▶ [Exercise instructions] The expected result is every line of the records, printed exactly.

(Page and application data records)
· · · · ·
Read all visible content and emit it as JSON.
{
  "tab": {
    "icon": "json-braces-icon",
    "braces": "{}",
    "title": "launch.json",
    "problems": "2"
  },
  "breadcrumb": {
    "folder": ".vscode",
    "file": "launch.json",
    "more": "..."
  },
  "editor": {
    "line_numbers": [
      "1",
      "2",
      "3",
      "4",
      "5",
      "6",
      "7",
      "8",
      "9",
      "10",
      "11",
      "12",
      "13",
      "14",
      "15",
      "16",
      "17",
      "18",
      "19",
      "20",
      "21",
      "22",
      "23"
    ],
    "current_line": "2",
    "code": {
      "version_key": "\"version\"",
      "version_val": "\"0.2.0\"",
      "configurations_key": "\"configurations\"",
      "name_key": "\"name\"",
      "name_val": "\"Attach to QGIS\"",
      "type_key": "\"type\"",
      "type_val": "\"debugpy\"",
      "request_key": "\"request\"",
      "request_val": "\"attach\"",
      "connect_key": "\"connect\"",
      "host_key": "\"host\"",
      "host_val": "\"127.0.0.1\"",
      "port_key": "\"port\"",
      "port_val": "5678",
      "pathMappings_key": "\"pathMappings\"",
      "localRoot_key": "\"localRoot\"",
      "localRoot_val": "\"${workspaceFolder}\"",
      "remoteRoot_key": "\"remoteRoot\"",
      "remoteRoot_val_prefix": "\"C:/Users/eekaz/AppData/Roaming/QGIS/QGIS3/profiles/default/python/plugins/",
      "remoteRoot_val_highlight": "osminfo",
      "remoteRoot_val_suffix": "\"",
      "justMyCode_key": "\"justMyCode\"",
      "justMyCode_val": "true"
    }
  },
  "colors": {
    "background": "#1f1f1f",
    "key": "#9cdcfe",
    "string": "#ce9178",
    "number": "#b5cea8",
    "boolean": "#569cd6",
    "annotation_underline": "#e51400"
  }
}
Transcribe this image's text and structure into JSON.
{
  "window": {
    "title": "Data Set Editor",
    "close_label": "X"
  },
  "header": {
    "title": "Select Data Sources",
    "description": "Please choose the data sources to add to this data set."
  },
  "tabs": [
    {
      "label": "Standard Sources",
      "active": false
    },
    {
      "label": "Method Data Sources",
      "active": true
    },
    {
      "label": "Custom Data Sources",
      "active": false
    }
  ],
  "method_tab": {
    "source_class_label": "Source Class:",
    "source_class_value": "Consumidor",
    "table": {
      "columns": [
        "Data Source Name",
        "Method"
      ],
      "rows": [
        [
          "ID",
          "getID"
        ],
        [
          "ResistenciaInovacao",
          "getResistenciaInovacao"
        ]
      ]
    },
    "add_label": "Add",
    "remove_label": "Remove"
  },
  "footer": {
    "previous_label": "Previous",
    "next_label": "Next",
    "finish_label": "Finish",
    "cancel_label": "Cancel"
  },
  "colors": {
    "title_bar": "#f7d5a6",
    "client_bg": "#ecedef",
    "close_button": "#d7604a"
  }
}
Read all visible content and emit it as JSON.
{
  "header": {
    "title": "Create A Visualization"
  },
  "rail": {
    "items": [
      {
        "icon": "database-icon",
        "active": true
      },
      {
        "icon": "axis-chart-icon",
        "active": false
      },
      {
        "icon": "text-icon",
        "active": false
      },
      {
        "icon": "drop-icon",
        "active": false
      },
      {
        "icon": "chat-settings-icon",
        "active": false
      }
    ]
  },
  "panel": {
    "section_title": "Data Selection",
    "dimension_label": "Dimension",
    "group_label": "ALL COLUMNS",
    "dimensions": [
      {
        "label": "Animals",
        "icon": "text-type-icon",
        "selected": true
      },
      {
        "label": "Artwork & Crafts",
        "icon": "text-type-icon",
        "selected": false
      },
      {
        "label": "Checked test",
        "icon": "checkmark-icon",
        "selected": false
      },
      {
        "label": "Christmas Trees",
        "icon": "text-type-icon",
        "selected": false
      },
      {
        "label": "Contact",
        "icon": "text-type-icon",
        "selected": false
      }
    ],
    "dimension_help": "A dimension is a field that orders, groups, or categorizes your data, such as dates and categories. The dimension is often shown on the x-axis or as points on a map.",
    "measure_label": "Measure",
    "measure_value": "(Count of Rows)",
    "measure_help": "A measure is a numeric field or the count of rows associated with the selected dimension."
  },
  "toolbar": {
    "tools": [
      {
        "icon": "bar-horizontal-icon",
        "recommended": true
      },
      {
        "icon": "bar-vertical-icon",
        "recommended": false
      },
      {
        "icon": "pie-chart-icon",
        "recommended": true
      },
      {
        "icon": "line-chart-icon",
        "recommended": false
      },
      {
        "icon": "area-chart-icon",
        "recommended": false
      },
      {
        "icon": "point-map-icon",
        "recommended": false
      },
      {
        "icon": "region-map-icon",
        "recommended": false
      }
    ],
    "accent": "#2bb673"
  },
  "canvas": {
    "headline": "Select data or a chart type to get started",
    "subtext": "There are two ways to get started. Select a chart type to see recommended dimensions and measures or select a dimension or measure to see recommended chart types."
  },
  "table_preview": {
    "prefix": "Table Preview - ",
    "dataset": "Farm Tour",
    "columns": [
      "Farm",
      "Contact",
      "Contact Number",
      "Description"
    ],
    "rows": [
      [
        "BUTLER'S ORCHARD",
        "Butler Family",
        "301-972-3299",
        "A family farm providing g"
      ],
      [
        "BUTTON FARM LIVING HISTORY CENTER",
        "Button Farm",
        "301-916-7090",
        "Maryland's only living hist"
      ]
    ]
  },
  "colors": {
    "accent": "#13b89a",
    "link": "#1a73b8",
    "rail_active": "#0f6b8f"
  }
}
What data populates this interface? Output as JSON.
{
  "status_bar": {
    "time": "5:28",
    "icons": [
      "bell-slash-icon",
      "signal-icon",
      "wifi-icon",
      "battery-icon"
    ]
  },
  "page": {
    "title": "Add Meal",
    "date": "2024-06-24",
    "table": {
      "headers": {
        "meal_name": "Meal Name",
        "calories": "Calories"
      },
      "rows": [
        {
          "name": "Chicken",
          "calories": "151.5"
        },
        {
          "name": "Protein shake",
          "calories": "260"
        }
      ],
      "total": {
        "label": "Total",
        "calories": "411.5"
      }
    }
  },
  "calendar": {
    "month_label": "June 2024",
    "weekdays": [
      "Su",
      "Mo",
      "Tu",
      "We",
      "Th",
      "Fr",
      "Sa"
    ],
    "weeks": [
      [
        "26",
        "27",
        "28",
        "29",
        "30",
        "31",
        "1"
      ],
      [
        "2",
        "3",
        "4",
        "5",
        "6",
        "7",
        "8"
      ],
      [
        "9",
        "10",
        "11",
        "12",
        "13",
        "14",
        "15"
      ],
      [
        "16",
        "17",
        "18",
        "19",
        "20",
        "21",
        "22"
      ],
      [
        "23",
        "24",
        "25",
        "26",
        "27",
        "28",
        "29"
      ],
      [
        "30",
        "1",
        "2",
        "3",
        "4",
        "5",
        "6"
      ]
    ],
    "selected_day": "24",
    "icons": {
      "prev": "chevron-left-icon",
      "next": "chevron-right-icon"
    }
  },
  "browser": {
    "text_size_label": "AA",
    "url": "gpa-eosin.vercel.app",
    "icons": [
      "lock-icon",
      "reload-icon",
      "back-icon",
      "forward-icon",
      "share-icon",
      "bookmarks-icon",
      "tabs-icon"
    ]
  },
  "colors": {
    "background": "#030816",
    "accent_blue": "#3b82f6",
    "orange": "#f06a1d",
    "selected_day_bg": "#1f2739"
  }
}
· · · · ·
▶ [Solved problem]
Read all visible content and emit it as JSON.
{
  "tab": {
    "icon": "json-braces-icon",
    "braces": "{}",
    "title": "launch.json",
    "problems": "2"
  },
  "breadcrumb": {
    "folder": ".vscode",
    "file": "launch.json",
    "more": "..."
  },
  "editor": {
    "line_numbers": [
      "1",
      "2",
      "3",
      "4",
      "5",
      "6",
      "7",
      "8",
      "9",
      "10",
      "11",
      "12",
      "13",
      "14",
      "15",
      "16",
      "17",
      "18",
      "19",
      "20",
      "21",
      "22",
      "23"
    ],
    "current_line": "2",
    "code": {
      "version_key": "\"version\"",
      "version_val": "\"0.2.0\"",
      "configurations_key": "\"configurations\"",
      "name_key": "\"name\"",
      "name_val": "\"Attach to QGIS\"",
      "type_key": "\"type\"",
      "type_val": "\"debugpy\"",
      "request_key": "\"request\"",
      "request_val": "\"attach\"",
      "connect_key": "\"connect\"",
      "host_key": "\"host\"",
      "host_val": "\"127.0.0.1\"",
      "port_key": "\"port\"",
      "port_val": "5678",
      "pathMappings_key": "\"pathMappings\"",
      "localRoot_key": "\"localRoot\"",
      "localRoot_val": "\"${workspaceFolder}\"",
      "remoteRoot_key": "\"remoteRoot\"",
      "remoteRoot_val_prefix": "\"C:/Users/eekaz/AppData/Roaming/QGIS/QGIS3/profiles/default/python/plugins/",
      "remoteRoot_val_highlight": "osminfo",
      "remoteRoot_val_suffix": "\"",
      "justMyCode_key": "\"justMyCode\"",
      "justMyCode_val": "true"
    }
  },
  "colors": {
    "background": "#1f1f1f",
    "key": "#9cdcfe",
    "string": "#ce9178",
    "number": "#b5cea8",
    "boolean": "#569cd6",
    "annotation_underline": "#e51400"
  }
}
Transcribe this image's text and structure into JSON.
{
  "window": {
    "title": "Data Set Editor",
    "close_label": "X"
  },
  "header": {
    "title": "Select Data Sources",
    "description": "Please choose the data sources to add to this data set."
  },
  "tabs": [
    {
      "label": "Standard Sources",
      "active": false
    },
    {
      "label": "Method Data Sources",
      "active": true
    },
    {
      "label": "Custom Data Sources",
      "active": false
    }
  ],
  "method_tab": {
    "source_class_label": "Source Class:",
    "source_class_value": "Consumidor",
    "table": {
      "columns": [
        "Data Source Name",
        "Method"
      ],
      "rows": [
        [
          "ID",
          "getID"
        ],
        [
          "ResistenciaInovacao",
          "getResistenciaInovacao"
        ]
      ]
    },
    "add_label": "Add",
    "remove_label": "Remove"
  },
  "footer": {
    "previous_label": "Previous",
    "next_label": "Next",
    "finish_label": "Finish",
    "cancel_label": "Cancel"
  },
  "colors": {
    "title_bar": "#f7d5a6",
    "client_bg": "#ecedef",
    "close_button": "#d7604a"
  }
}
Read all visible content and emit it as JSON.
{
  "header": {
    "title": "Create A Visualization"
  },
  "rail": {
    "items": [
      {
        "icon": "database-icon",
        "active": true
      },
      {
        "icon": "axis-chart-icon",
        "active": false
      },
      {
        "icon": "text-icon",
        "active": false
      },
      {
        "icon": "drop-icon",
        "active": false
      },
      {
        "icon": "chat-settings-icon",
        "active": false
      }
    ]
  },
  "panel": {
    "section_title": "Data Selection",
    "dimension_label": "Dimension",
    "group_label": "ALL COLUMNS",
    "dimensions": [
      {
        "label": "Animals",
        "icon": "text-type-icon",
        "selected": true
      },
      {
        "label": "Artwork & Crafts",
        "icon": "text-type-icon",
        "selected": false
      },
      {
        "label": "Checked test",
        "icon": "checkmark-icon",
        "selected": false
      },
      {
        "label": "Christmas Trees",
        "icon": "text-type-icon",
        "selected": false
      },
      {
        "label": "Contact",
        "icon": "text-type-icon",
        "selected": false
      }
    ],
    "dimension_help": "A dimension is a field that orders, groups, or categorizes your data, such as dates and categories. The dimension is often shown on the x-axis or as points on a map.",
    "measure_label": "Measure",
    "measure_value": "(Count of Rows)",
    "measure_help": "A measure is a numeric field or the count of rows associated with the selected dimension."
  },
  "toolbar": {
    "tools": [
      {
        "icon": "bar-horizontal-icon",
        "recommended": true
      },
      {
        "icon": "bar-vertical-icon",
        "recommended": false
      },
      {
        "icon": "pie-chart-icon",
        "recommended": true
      },
      {
        "icon": "line-chart-icon",
        "recommended": false
      },
      {
        "icon": "area-chart-icon",
        "recommended": false
      },
      {
        "icon": "point-map-icon",
        "recommended": false
      },
      {
        "icon": "region-map-icon",
        "recommended": false
      }
    ],
    "accent": "#2bb673"
  },
  "canvas": {
    "headline": "Select data or a chart type to get started",
    "subtext": "There are two ways to get started. Select a chart type to see recommended dimensions and measures or select a dimension or measure to see recommended chart types."
  },
  "table_preview": {
    "prefix": "Table Preview - ",
    "dataset": "Farm Tour",
    "columns": [
      "Farm",
      "Contact",
      "Contact Number",
      "Description"
    ],
    "rows": [
      [
        "BUTLER'S ORCHARD",
        "Butler Family",
        "301-972-3299",
        "A family farm providing g"
      ],
      [
        "BUTTON FARM LIVING HISTORY CENTER",
        "Button Farm",
        "301-916-7090",
        "Maryland's only living hist"
      ]
    ]
  },
  "colors": {
    "accent": "#13b89a",
    "link": "#1a73b8",
    "rail_active": "#0f6b8f"
  }
}
What data populates this interface? Output as JSON.
{
  "status_bar": {
    "time": "5:28",
    "icons": [
      "bell-slash-icon",
      "signal-icon",
      "wifi-icon",
      "battery-icon"
    ]
  },
  "page": {
    "title": "Add Meal",
    "date": "2024-06-24",
    "table": {
      "headers": {
        "meal_name": "Meal Name",
        "calories": "Calories"
      },
      "rows": [
        {
          "name": "Chicken",
          "calories": "151.5"
        },
        {
          "name": "Protein shake",
          "calories": "260"
        }
      ],
      "total": {
        "label": "Total",
        "calories": "411.5"
      }
    }
  },
  "calendar": {
    "month_label": "June 2024",
    "weekdays": [
      "Su",
      "Mo",
      "Tu",
      "We",
      "Th",
      "Fr",
      "Sa"
    ],
    "weeks": [
      [
        "26",
        "27",
        "28",
        "29",
        "30",
        "31",
        "1"
      ],
      [
        "2",
        "3",
        "4",
        "5",
        "6",
        "7",
        "8"
      ],
      [
        "9",
        "10",
        "11",
        "12",
        "13",
        "14",
        "15"
      ],
      [
        "16",
        "17",
        "18",
        "19",
        "20",
        "21",
        "22"
      ],
      [
        "23",
        "24",
        "25",
        "26",
        "27",
        "28",
        "29"
      ],
      [
        "30",
        "1",
        "2",
        "3",
        "4",
        "5",
        "6"
      ]
    ],
    "selected_day": "24",
    "icons": {
      "prev": "chevron-left-icon",
      "next": "chevron-right-icon"
    }
  },
  "browser": {
    "text_size_label": "AA",
    "url": "gpa-eosin.vercel.app",
    "icons": [
      "lock-icon",
      "reload-icon",
      "back-icon",
      "forward-icon",
      "share-icon",
      "bookmarks-icon",
      "tabs-icon"
    ]
  },
  "colors": {
    "background": "#030816",
    "accent_blue": "#3b82f6",
    "orange": "#f06a1d",
    "selected_day_bg": "#1f2739"
  }
}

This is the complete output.